There’s also the issue of timing. Although a candidate could theoretically enter the race very late — even after the first primaries had been held — he’d be relying on either a complete implosion of the Republican field (in which case he might hope to be selected at a brokered convention) or on running some sort of dubious, gadget-play candidacy. But we’re nearing the end of the period when a candidate could enter and run a more or less traditional campaign — and still have time to raise a lot of money, hire lots of staffers and compete vigorously in the early nominating states.
Mr. Perry’s strengths are that of a traditional candidate. He’s the four-term governor of the nation’s second-largest state, he has reasonably high name recognition, he should have no problem raising money, and he has the potential to be competitive in Iowa, South Carolina, Florida and the many Southern states that vote on Super Tuesday.
If Mr. Perry were to run, in other words, I’d expect him to run a traditional campaign — which means that I’d expect him to throw his hat in the ring sooner rather than later. Of course, Mr. Gingrich’s staffers could have decided to leave for any number of other reasons apart from going to work for Mr. Perry — but the theory that Mr. Gingrich’s loss is Mr. Perry’s gain passes the smell test.

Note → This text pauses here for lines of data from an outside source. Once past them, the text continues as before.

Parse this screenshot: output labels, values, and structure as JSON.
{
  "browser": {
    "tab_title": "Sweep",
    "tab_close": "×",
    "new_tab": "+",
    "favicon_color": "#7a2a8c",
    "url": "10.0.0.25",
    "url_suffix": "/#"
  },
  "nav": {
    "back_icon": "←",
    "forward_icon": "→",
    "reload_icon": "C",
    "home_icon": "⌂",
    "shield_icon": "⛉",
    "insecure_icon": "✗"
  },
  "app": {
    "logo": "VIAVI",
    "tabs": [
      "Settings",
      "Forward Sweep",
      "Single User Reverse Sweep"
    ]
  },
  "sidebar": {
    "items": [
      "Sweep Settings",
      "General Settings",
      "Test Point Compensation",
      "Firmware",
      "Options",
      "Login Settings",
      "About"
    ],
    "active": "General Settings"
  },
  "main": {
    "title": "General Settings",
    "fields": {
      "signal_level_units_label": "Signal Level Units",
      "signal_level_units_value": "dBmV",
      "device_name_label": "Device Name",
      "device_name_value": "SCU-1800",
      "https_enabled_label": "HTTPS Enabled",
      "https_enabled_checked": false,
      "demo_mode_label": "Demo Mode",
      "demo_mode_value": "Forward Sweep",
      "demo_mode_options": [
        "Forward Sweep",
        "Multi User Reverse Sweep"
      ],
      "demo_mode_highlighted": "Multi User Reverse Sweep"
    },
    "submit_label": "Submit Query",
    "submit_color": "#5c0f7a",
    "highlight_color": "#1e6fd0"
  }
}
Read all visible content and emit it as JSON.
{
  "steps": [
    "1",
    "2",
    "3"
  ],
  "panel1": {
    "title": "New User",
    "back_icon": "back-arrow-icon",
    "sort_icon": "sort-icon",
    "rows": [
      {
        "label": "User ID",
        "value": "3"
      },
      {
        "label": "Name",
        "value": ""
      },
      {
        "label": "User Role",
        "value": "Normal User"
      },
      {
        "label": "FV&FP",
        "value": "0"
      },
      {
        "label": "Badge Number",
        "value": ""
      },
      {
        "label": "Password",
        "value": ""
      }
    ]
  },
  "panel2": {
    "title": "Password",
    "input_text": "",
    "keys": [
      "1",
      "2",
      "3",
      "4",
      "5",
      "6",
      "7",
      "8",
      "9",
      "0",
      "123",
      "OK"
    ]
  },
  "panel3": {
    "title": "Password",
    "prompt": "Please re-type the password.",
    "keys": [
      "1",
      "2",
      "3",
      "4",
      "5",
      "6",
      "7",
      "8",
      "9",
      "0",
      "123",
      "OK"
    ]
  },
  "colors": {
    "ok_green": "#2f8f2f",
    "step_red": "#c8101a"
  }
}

Why is Mr. Gingrich’s campaign going so badly? One reason may be that he hasn’t run in a competitive race since 1990, when he won by less than a full percentage point over a Democrat, David Worley, to maintain his seat in Congress. (After that, Mr. Gingrich benefited from redistricting and began to win by blowout margins.) And that was a race for the House of Representatives, not for the presidency.

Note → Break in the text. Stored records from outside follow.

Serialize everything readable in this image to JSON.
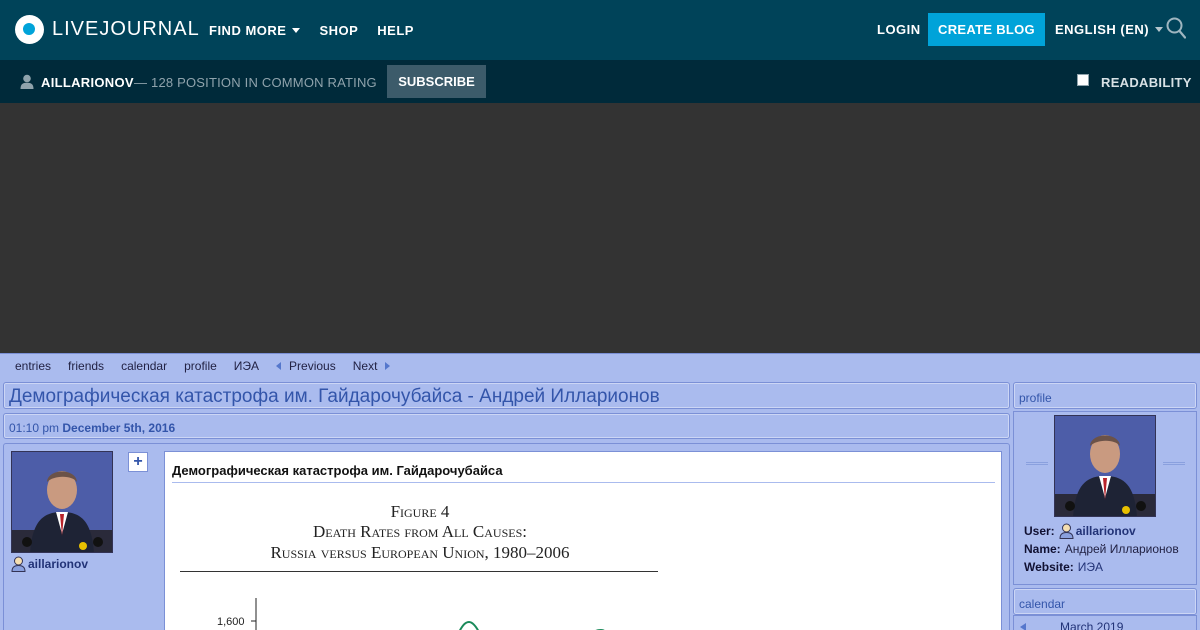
{
  "header": {
    "logo_text": "LIVEJOURNAL",
    "nav": [
      {
        "label": "FIND MORE",
        "has_caret": true
      },
      {
        "label": "SHOP",
        "has_caret": false
      },
      {
        "label": "HELP",
        "has_caret": false
      }
    ],
    "login_label": "LOGIN",
    "create_blog_label": "CREATE BLOG",
    "language_label": "ENGLISH (EN)",
    "search_icon": "search-icon"
  },
  "subbar": {
    "username": "AILLARIONOV",
    "rating_text": "— 128 POSITION IN COMMON RATING",
    "subscribe_label": "SUBSCRIBE",
    "readability_label": "READABILITY"
  },
  "journal_nav": {
    "items": [
      "entries",
      "friends",
      "calendar",
      "profile",
      "ИЭА"
    ],
    "previous_label": "Previous",
    "next_label": "Next"
  },
  "entry": {
    "page_title": "Демографическая катастрофа им. Гайдарочубайса - Андрей Илларионов",
    "time": "01:10 pm",
    "date": "December 5th, 2016",
    "author": "aillarionov",
    "add_symbol": "+",
    "subject": "Демографическая катастрофа им. Гайдарочубайса",
    "figure": {
      "caption_line1": "Figure 4",
      "caption_line2": "Death Rates from All Causes:",
      "caption_line3": "Russia versus European Union, 1980–2006",
      "tick_label": "1,600"
    }
  },
  "sidebar": {
    "profile_heading": "profile",
    "user_label": "User:",
    "user_value": "aillarionov",
    "name_label": "Name:",
    "name_value": "Андрей Илларионов",
    "website_label": "Website:",
    "website_value": "ИЭА",
    "calendar_heading": "calendar",
    "calendar_month": "March 2019"
  },
  "colors": {
    "topbar": "#004359",
    "subbar": "#002a3a",
    "accent": "#00a3d9",
    "journal_bg": "#aabbee",
    "link": "#3355aa"
  }
}
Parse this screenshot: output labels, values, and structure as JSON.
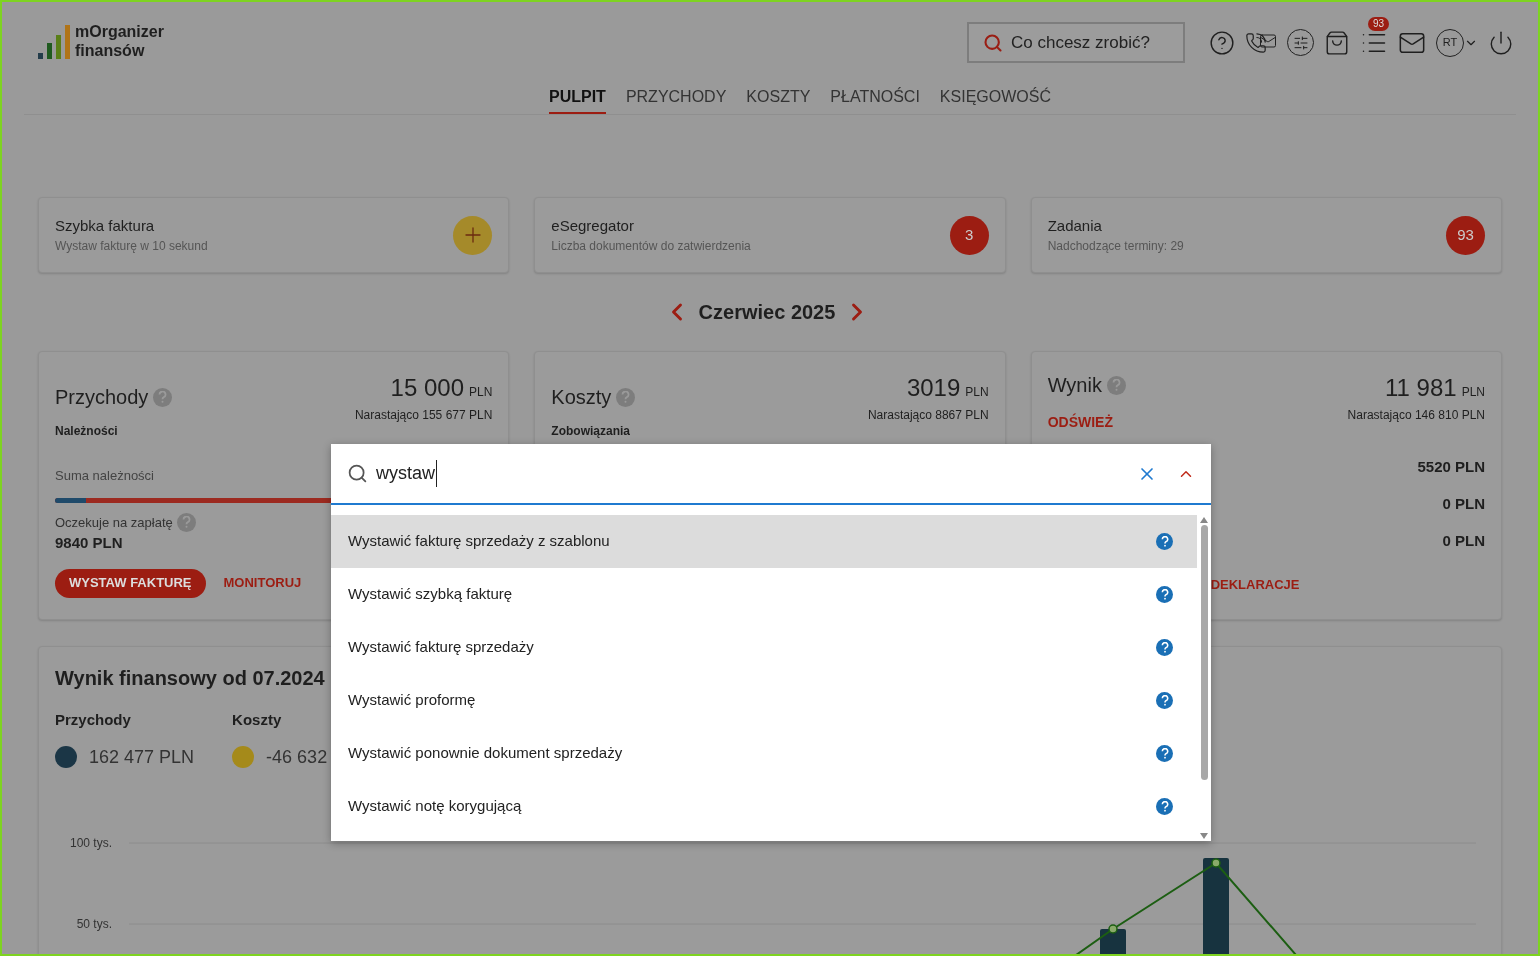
{
  "logo": {
    "line1": "mOrganizer",
    "line2": "finansów"
  },
  "search": {
    "placeholder": "Co chcesz zrobić?"
  },
  "toolbar": {
    "notifications_badge": "93",
    "avatar": "RT"
  },
  "tabs": [
    {
      "label": "PULPIT",
      "selected": true
    },
    {
      "label": "PRZYCHODY",
      "selected": false
    },
    {
      "label": "KOSZTY",
      "selected": false
    },
    {
      "label": "PŁATNOŚCI",
      "selected": false
    },
    {
      "label": "KSIĘGOWOŚĆ",
      "selected": false
    }
  ],
  "tiles": [
    {
      "kind": "add",
      "title": "Szybka faktura",
      "subtitle": "Wystaw fakturę w 10 sekund"
    },
    {
      "kind": "count",
      "title": "eSegregator",
      "subtitle": "Liczba dokumentów do zatwierdzenia",
      "badge": "3"
    },
    {
      "kind": "count",
      "title": "Zadania",
      "subtitle": "Nadchodzące terminy: 29",
      "badge": "93"
    }
  ],
  "month": "Czerwiec 2025",
  "income": {
    "title": "Przychody",
    "amount": "15 000",
    "currency": "PLN",
    "cumulative": "Narastająco 155 677 PLN",
    "section": "Należności",
    "sum_label": "Suma należności",
    "level": 0.07,
    "waiting_label": "Oczekuje na zapłatę",
    "waiting_value": "9840 PLN",
    "primary_button": "WYSTAW FAKTURĘ",
    "link": "MONITORUJ"
  },
  "costs": {
    "title": "Koszty",
    "amount": "3019",
    "currency": "PLN",
    "cumulative": "Narastająco 8867 PLN",
    "section": "Zobowiązania"
  },
  "result": {
    "title": "Wynik",
    "amount": "11 981",
    "currency": "PLN",
    "cumulative": "Narastająco 146 810 PLN",
    "refresh": "ODŚWIEŻ",
    "values": [
      "5520 PLN",
      "0 PLN",
      "0 PLN"
    ],
    "link": "DEKLARACJE"
  },
  "finance": {
    "title": "Wynik finansowy od 07.2024",
    "legend": [
      {
        "label": "Przychody",
        "value": "162 477 PLN",
        "color": "#1b3646"
      },
      {
        "label": "Koszty",
        "value": "-46 632",
        "color": "#a58a1a"
      }
    ],
    "axis_labels": [
      "100 tys.",
      "50 tys."
    ]
  },
  "dropdown": {
    "query": "wystaw",
    "results": [
      {
        "label": "Wystawić fakturę sprzedaży z szablonu",
        "selected": true
      },
      {
        "label": "Wystawić szybką fakturę",
        "selected": false
      },
      {
        "label": "Wystawić fakturę sprzedaży",
        "selected": false
      },
      {
        "label": "Wystawić proformę",
        "selected": false
      },
      {
        "label": "Wystawić ponownie dokument sprzedaży",
        "selected": false
      },
      {
        "label": "Wystawić notę korygującą",
        "selected": false
      }
    ]
  }
}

Which other candidates similarly lack experience in competitive races? Herman Cain, whose only prior campaign experience came in a Senate primary in 2004, is one obvious example.

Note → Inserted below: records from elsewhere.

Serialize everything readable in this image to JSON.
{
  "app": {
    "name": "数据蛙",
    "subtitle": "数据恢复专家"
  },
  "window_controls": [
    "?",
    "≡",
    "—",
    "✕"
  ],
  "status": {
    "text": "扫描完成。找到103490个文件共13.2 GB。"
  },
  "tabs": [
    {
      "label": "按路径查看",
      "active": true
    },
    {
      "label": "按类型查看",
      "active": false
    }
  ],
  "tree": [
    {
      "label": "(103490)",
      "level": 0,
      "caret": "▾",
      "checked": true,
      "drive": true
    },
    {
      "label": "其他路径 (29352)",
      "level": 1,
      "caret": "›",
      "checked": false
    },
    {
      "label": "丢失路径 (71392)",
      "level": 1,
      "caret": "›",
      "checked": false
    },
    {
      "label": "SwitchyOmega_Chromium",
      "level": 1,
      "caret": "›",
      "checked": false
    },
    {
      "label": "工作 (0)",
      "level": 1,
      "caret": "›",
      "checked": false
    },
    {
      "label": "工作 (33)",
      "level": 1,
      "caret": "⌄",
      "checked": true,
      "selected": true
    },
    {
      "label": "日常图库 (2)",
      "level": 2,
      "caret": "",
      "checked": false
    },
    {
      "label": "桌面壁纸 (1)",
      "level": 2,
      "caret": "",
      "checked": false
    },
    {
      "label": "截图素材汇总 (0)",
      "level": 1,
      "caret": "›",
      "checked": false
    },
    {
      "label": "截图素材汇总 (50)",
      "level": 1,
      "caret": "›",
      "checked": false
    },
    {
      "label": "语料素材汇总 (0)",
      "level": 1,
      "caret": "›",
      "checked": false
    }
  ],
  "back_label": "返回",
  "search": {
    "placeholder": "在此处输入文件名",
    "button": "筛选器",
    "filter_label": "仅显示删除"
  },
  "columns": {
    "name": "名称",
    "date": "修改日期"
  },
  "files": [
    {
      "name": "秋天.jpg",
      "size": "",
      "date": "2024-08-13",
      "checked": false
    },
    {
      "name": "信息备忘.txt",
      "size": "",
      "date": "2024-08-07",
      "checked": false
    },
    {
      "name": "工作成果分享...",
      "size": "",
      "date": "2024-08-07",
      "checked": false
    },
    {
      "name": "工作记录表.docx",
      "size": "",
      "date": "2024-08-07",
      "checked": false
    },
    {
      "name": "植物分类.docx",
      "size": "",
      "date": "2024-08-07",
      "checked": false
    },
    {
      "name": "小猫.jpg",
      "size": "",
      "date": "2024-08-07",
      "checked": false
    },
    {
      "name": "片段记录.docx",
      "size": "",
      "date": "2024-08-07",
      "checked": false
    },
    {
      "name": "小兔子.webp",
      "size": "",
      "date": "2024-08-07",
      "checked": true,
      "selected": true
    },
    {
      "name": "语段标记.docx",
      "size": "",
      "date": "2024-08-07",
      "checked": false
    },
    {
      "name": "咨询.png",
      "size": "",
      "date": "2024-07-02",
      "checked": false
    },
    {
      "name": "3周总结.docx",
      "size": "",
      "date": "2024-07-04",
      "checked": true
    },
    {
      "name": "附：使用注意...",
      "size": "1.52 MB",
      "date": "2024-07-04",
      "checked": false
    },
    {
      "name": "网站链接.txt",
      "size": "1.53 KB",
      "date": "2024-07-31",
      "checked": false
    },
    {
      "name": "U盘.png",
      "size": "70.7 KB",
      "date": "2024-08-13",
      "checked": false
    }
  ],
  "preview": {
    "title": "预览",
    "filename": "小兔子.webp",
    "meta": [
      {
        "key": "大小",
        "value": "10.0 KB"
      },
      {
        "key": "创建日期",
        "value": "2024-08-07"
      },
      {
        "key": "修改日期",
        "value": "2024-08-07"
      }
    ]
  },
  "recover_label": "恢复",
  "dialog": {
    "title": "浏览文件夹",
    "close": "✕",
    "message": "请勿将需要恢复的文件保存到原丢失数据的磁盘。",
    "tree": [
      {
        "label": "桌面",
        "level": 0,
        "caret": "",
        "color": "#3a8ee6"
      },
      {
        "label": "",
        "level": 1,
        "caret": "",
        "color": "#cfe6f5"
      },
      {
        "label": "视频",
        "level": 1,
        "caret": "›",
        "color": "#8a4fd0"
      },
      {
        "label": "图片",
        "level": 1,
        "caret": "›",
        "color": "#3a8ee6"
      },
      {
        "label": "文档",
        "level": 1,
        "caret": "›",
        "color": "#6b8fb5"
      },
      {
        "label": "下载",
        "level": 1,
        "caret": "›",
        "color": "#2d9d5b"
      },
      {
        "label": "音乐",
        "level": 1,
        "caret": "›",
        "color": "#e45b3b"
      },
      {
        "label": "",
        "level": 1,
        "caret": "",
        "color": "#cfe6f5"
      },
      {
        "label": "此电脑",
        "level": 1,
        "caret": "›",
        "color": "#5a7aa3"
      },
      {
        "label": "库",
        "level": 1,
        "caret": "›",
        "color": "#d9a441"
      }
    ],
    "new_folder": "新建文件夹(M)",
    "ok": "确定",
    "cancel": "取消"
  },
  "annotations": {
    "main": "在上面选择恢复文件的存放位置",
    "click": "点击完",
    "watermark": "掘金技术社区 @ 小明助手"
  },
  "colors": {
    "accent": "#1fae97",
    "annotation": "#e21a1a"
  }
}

Otherwise, it’s a fairly battle-tested field. Both of Tim Pawlenty’s gubernatorial elections were close, as you’d expect them to be in order for a Republican to win in Minnesota. Mitt Romney has run tough races for Senate, governor and the presidency, although he won just one of those races. Sarah Palin was on a presidential ticket and survived some strange Republican primaries in Alaska. Rick Santorum ran for Senate three times in a key swing state. Rick Perry has spent the past 25 years running for office. Michele Bachmann has never run for an office higher than the United States House, but her races in both 2006 and 2008 were quite competitive. Rudolph W. Giuliani made a lot of mistakes in 2008 — but at least he has that experience to draw from if he wants to run again, and he thrice ran for mayor of New York, with two of the elections being quite close.
Jon Huntsman is a marginal case; his gubernatorial race was only somewhat competitive in 2004 and he won very easily in 2008.
But in general, we’re not likely to see the sorts of rookie mistakes that Mr. Gingrich has consistently made. And we’re certainly not likely to see another candidate return from a Mediterranean cruise to learn that his entire staff has deserted him.
This post has been revised to reflect the following correction:
Correction: June 13, 2011
An earlier version of this post misspelled Michele Bachmann’s given name as Michelle.